# [Data about app and page elements]
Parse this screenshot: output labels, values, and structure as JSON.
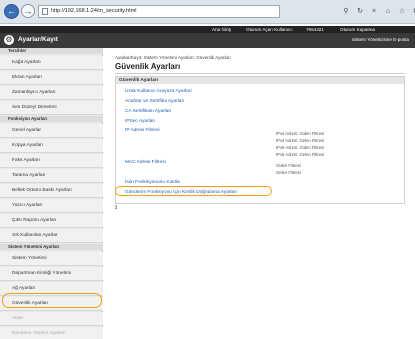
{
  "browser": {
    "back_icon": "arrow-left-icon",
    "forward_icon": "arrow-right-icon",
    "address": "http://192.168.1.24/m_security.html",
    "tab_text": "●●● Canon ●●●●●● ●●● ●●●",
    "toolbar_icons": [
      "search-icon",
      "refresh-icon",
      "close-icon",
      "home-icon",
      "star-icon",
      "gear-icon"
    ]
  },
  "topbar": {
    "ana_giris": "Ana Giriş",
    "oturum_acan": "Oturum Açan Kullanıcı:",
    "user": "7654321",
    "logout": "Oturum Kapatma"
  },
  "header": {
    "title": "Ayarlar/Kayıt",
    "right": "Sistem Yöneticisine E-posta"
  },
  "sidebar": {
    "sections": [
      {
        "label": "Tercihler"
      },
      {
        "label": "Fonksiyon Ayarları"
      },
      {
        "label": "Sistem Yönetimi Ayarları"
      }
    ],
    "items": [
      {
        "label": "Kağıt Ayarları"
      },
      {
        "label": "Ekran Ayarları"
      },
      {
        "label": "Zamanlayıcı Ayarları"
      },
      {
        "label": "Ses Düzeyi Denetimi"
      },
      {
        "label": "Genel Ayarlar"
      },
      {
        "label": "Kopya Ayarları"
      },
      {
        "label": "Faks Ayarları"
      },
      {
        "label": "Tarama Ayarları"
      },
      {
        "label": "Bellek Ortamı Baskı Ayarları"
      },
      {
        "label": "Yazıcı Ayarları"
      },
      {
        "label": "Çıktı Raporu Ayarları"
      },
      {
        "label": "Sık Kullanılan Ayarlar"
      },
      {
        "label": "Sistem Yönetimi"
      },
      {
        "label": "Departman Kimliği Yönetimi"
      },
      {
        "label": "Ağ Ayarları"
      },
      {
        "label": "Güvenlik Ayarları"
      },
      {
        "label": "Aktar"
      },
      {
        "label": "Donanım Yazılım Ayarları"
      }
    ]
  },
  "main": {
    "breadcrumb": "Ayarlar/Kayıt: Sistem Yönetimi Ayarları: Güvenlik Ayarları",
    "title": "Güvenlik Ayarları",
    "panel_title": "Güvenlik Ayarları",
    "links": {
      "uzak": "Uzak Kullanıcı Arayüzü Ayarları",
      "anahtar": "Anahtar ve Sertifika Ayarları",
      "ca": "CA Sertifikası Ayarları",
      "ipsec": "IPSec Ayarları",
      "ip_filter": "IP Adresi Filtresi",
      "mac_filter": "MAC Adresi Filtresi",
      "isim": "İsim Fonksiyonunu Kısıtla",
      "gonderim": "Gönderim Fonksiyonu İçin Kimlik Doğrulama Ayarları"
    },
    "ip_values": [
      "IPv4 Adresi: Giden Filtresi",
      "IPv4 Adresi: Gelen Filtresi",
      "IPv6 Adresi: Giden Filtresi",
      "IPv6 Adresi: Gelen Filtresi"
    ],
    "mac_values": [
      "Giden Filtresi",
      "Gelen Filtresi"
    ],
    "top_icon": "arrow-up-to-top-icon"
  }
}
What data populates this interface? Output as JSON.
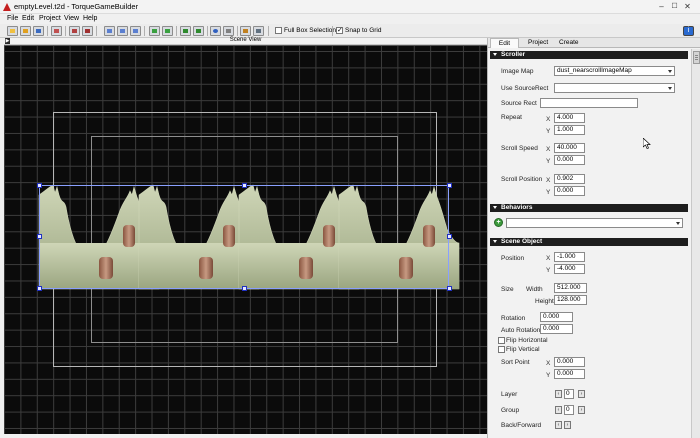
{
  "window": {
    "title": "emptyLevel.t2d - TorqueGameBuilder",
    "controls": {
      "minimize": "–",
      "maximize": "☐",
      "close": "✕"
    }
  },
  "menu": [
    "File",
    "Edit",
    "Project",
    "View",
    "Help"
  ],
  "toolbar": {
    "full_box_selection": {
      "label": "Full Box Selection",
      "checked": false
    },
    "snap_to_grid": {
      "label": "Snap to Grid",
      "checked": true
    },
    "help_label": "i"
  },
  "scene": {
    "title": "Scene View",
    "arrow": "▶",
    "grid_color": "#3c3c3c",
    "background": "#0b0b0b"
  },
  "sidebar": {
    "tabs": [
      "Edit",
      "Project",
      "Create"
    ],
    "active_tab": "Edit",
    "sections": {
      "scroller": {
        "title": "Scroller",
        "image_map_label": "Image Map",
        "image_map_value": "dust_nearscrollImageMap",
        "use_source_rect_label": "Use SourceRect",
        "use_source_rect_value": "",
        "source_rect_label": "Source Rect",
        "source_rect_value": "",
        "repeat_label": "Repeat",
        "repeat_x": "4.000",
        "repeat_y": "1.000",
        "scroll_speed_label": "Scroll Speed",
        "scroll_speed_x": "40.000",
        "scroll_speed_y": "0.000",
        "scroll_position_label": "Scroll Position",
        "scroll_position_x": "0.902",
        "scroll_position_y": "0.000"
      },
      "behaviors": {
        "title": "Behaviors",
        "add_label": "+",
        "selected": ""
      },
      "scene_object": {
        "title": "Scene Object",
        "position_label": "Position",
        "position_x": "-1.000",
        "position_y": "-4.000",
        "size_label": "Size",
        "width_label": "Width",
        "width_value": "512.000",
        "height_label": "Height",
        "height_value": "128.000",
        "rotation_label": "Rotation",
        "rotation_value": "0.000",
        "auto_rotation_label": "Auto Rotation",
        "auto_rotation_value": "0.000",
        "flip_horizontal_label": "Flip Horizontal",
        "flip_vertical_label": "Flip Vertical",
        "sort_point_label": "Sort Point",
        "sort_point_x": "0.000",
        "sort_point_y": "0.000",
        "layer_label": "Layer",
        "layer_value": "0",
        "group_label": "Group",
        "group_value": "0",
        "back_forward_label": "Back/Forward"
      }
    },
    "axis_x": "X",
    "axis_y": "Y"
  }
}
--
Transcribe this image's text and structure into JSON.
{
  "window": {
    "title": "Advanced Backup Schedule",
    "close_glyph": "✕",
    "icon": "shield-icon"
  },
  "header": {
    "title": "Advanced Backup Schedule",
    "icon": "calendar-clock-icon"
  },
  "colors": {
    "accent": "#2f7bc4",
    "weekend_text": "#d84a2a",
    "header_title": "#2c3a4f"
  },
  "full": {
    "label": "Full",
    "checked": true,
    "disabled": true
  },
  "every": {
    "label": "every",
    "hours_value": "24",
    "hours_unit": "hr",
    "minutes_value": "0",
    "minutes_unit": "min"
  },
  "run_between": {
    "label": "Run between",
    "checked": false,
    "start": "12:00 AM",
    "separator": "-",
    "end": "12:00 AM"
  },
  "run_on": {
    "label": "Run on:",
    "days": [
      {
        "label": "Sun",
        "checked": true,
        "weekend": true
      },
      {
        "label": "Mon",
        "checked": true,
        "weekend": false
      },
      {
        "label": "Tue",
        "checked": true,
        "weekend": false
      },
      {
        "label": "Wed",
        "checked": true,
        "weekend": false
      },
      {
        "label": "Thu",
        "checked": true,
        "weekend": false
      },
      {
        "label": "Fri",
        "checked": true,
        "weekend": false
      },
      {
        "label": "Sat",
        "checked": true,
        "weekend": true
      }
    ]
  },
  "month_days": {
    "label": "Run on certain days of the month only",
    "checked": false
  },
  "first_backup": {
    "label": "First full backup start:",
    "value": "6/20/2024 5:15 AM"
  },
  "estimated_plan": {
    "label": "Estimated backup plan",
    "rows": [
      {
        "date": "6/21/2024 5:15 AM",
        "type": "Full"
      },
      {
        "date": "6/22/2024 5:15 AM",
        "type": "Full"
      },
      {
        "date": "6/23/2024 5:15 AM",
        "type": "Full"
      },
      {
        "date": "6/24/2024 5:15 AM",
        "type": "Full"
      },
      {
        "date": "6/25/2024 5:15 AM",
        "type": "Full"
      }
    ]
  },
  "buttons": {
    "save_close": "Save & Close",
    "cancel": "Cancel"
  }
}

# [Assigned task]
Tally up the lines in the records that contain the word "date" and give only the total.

# [Answer space]
5